BEGIN

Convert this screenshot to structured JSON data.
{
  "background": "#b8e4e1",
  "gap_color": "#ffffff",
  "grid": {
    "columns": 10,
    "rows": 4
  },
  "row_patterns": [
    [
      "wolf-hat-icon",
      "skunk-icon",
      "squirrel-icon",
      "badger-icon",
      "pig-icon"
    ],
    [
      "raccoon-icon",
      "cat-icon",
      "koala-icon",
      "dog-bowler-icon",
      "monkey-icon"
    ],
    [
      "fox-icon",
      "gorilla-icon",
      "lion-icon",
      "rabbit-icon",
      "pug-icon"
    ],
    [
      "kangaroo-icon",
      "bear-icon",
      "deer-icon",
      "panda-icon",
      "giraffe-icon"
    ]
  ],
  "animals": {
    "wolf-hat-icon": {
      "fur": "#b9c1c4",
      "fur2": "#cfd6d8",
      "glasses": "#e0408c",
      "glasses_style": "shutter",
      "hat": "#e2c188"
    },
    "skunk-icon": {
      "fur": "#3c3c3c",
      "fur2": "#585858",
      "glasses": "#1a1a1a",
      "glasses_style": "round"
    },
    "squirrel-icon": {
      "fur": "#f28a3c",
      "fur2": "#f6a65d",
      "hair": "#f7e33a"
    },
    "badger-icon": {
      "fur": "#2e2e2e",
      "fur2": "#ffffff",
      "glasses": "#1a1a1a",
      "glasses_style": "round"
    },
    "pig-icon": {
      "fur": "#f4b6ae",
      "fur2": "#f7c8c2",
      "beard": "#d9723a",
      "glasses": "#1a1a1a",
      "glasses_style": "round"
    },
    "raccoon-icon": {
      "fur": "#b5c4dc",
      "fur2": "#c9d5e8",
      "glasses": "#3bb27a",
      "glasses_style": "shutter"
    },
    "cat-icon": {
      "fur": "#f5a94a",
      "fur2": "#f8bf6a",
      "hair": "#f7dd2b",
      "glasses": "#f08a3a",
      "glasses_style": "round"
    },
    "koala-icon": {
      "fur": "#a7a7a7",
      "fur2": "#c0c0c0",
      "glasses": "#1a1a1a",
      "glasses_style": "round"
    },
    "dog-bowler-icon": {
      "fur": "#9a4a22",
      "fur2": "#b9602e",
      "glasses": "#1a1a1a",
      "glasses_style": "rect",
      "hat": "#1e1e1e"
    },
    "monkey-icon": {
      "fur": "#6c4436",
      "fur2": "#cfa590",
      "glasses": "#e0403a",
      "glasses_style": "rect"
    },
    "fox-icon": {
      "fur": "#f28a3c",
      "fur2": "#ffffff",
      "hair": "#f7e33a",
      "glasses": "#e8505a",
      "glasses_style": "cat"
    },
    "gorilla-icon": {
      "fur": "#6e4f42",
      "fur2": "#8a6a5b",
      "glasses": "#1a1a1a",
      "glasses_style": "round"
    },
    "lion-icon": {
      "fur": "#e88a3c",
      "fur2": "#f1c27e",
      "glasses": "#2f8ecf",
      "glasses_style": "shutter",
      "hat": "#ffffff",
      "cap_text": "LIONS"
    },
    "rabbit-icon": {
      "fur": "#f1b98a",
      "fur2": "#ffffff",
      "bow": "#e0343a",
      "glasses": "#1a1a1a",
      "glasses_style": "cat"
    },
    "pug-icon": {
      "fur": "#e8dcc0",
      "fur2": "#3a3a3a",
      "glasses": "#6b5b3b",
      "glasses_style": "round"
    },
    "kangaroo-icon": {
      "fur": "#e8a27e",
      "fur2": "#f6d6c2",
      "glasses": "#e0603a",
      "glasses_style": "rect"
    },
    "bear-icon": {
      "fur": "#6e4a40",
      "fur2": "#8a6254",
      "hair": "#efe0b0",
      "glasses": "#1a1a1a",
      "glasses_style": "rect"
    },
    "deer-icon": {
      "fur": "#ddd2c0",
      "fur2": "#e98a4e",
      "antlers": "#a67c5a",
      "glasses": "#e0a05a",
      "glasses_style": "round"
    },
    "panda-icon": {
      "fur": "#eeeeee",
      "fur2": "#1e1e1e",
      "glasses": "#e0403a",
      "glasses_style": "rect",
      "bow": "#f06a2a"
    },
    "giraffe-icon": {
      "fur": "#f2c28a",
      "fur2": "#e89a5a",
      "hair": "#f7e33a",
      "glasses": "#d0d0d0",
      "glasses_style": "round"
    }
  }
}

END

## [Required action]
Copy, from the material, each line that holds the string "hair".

## [Exercise solution]
      "hair": "#f7e33a"
      "hair": "#f7dd2b",
      "hair": "#f7e33a",
      "hair": "#efe0b0",
      "hair": "#f7e33a",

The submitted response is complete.